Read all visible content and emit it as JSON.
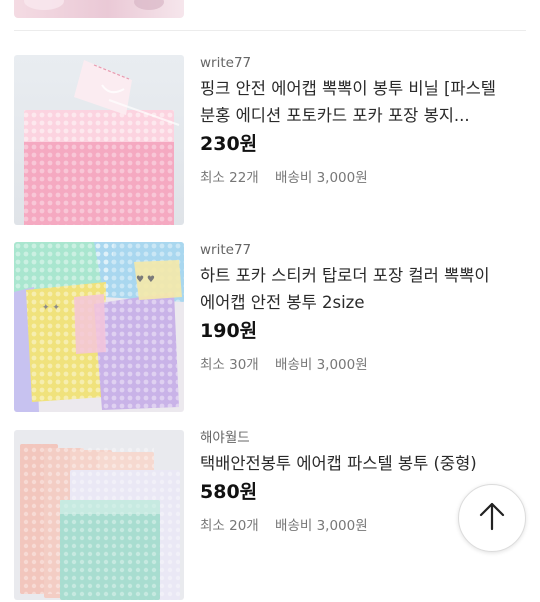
{
  "products": [
    {
      "seller": "write77",
      "title": "핑크 안전 에어캡 뽁뽁이 봉투 비닐 [파스텔 분홍 에디션 포토카드 포카 포장 봉지...",
      "price": "230원",
      "min_qty": "최소 22개",
      "shipping": "배송비 3,000원"
    },
    {
      "seller": "write77",
      "title": "하트 포카 스티커 탑로더 포장 컬러 뽁뽁이 에어캡 안전 봉투 2size",
      "price": "190원",
      "min_qty": "최소 30개",
      "shipping": "배송비 3,000원"
    },
    {
      "seller": "해야월드",
      "title": "택배안전봉투 에어캡 파스텔 봉투 (중형)",
      "price": "580원",
      "min_qty": "최소 20개",
      "shipping": "배송비 3,000원"
    }
  ],
  "scroll_top_icon": "arrow-up-icon"
}
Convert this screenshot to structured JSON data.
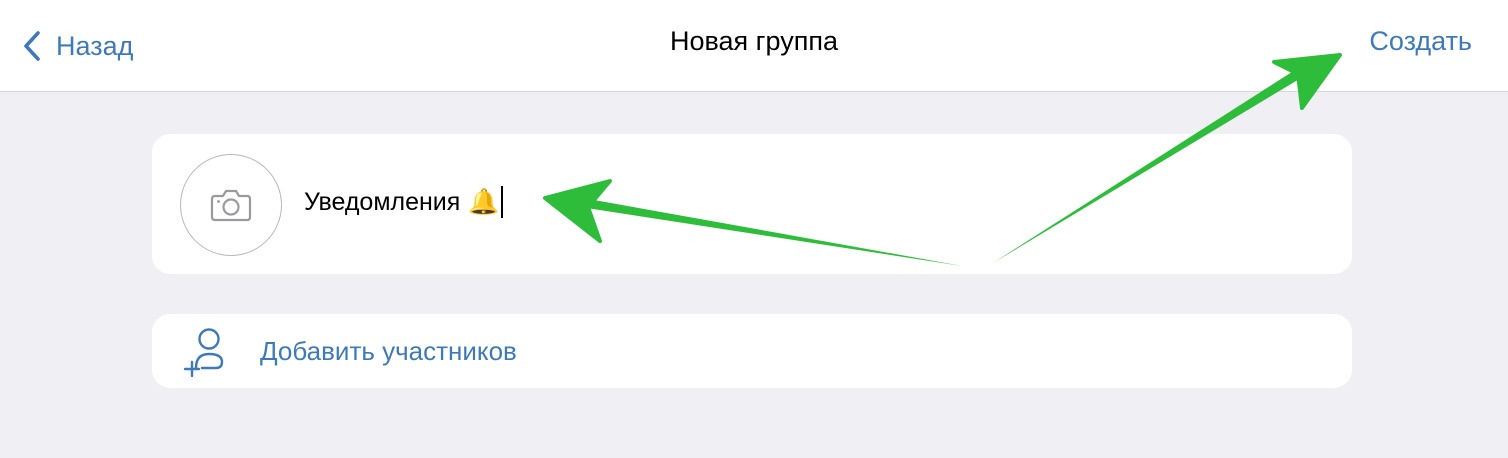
{
  "navbar": {
    "back_label": "Назад",
    "title": "Новая группа",
    "create_label": "Создать"
  },
  "group": {
    "name_value": "Уведомления",
    "name_emoji": "🔔"
  },
  "add_members": {
    "label": "Добавить участников"
  },
  "icons": {
    "back": "chevron-left-icon",
    "avatar": "camera-icon",
    "add_members": "add-person-icon"
  },
  "colors": {
    "accent": "#3f7ab8",
    "background": "#efeff4",
    "annotation_arrow": "#2ebd3a"
  }
}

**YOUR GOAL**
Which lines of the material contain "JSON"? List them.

**ANSWER BOX**
Read all visible content and emit it as JSON.
Convert this screenshot to structured JSON data.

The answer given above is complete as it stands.